The woman had been in post for only about six months when she was dismissed at the end of her probationary period. Her employer asserted that she was dismissed on grounds of capability or performance. She contended, however, that the motive underlying her dismissal was that she had made protected disclosures by raising concerns that understaffing was putting residents’ safety at risk.

Following a hearing, an Employment Tribunal (ET) found that she had made a single protected disclosure. In rejecting her claim of automatic unfair dismissal, however, it found that the disclosure played no part whatsoever in the decision to terminate her contract. The decision-maker was wholly uninfluenced by the disclosure and the reason for her dismissal was, as the employer contended, her lack of capability.

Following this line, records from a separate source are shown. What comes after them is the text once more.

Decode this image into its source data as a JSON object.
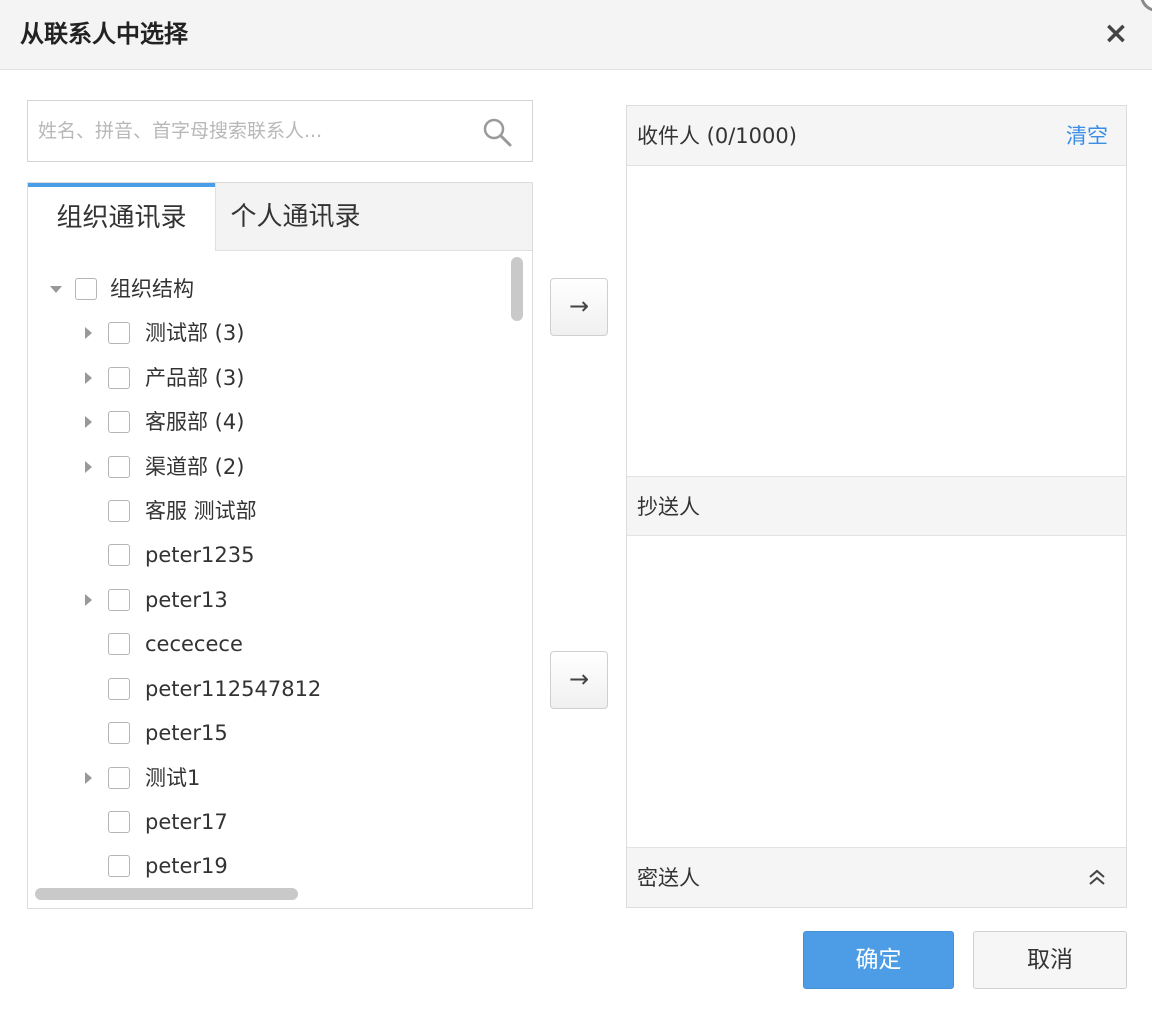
{
  "dialog": {
    "title": "从联系人中选择",
    "close_label": "×"
  },
  "search": {
    "placeholder": "姓名、拼音、首字母搜索联系人..."
  },
  "tabs": [
    {
      "label": "组织通讯录",
      "active": true
    },
    {
      "label": "个人通讯录",
      "active": false
    }
  ],
  "tree": {
    "root": {
      "label": "组织结构",
      "expanded": true
    },
    "items": [
      {
        "label": "测试部 (3)",
        "has_children": true
      },
      {
        "label": "产品部 (3)",
        "has_children": true
      },
      {
        "label": "客服部 (4)",
        "has_children": true
      },
      {
        "label": "渠道部 (2)",
        "has_children": true
      },
      {
        "label": "客服 测试部",
        "has_children": false
      },
      {
        "label": "peter1235",
        "has_children": false
      },
      {
        "label": "peter13",
        "has_children": true
      },
      {
        "label": "cecececе",
        "has_children": false
      },
      {
        "label": "peter112547812",
        "has_children": false
      },
      {
        "label": "peter15",
        "has_children": false
      },
      {
        "label": "测试1",
        "has_children": true
      },
      {
        "label": "peter17",
        "has_children": false
      },
      {
        "label": "peter19",
        "has_children": false
      }
    ]
  },
  "transfer": {
    "arrow_label": "→"
  },
  "recipients": {
    "to_label": "收件人 (0/1000)",
    "clear_label": "清空",
    "cc_label": "抄送人",
    "bcc_label": "密送人"
  },
  "footer": {
    "ok_label": "确定",
    "cancel_label": "取消"
  },
  "colors": {
    "accent": "#4d9de6",
    "link": "#3a8ee6",
    "tab_indicator": "#4a9ee8"
  }
}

Upholding her challenge to that outcome, the Employment Appeal Tribunal noted that the decision-maker had in part relied on a probation report prepared by the woman’s former line manager. It was the central plank of the woman’s case that it was the report that prompted her dismissal and that, in writing it, the line manager was herself influenced by the disclosure.

In asking itself whether the disclosure was the principal reason for her dismissal, the ET was thus required explicitly to consider the motives of not only the decision-maker but also the line manager. The ET had not spelt out in its decision that it had taken that course. The issue was sent back to the same, or a similarly constituted, ET for fresh consideration.

Non-Executive Directors and ‘Worker’ Status – Guideline Ruling

Can a non-executive director who receives no more than an honorarium for services that he provides voluntarily enjoy the protected status of a ‘worker’? That was the thorny issue addressed by the Employment Appeal Tribunal (EAT) in a guideline case. The case concerned a professional who was appointed to a four-year non-executive directorship of a national sporting body. In Employment Tribunal (ET) proceedings, he alleged that he had been subjected to detriments for whistleblowing. His claim…

Not Every Accident Can be Explained – Workplace Head Injuries Ruling

Judges are experts at uncovering the truth but, in rare cases, it is simply not possible to decisively establish the cause of an accident. That was so in the case of an HGV driver who had no memory of an incident which left him with life-changing head injuries. The man had been cleaning his tractor unit before he was found unconscious in the yard of the crane hire company he worked for. Due to the severity of his head injuries, he had no recollection of how he suffered two blows with a hard,…

Resignation in the Heat of the Moment – EAT Sets Out the Legal Principles

When an employee utters words of resignation in the heat of the moment, employers are often left in doubt as to whether they should take them at face value. In an important ruling, the Employment Appeal Tribunal (EAT) has for the first time drawn together the legal principles that apply to such cases. A community advice centre employee said words of resignation after an altercation with his line manager, giving one month’s notice of his departure. The precise words that he used were disputed.…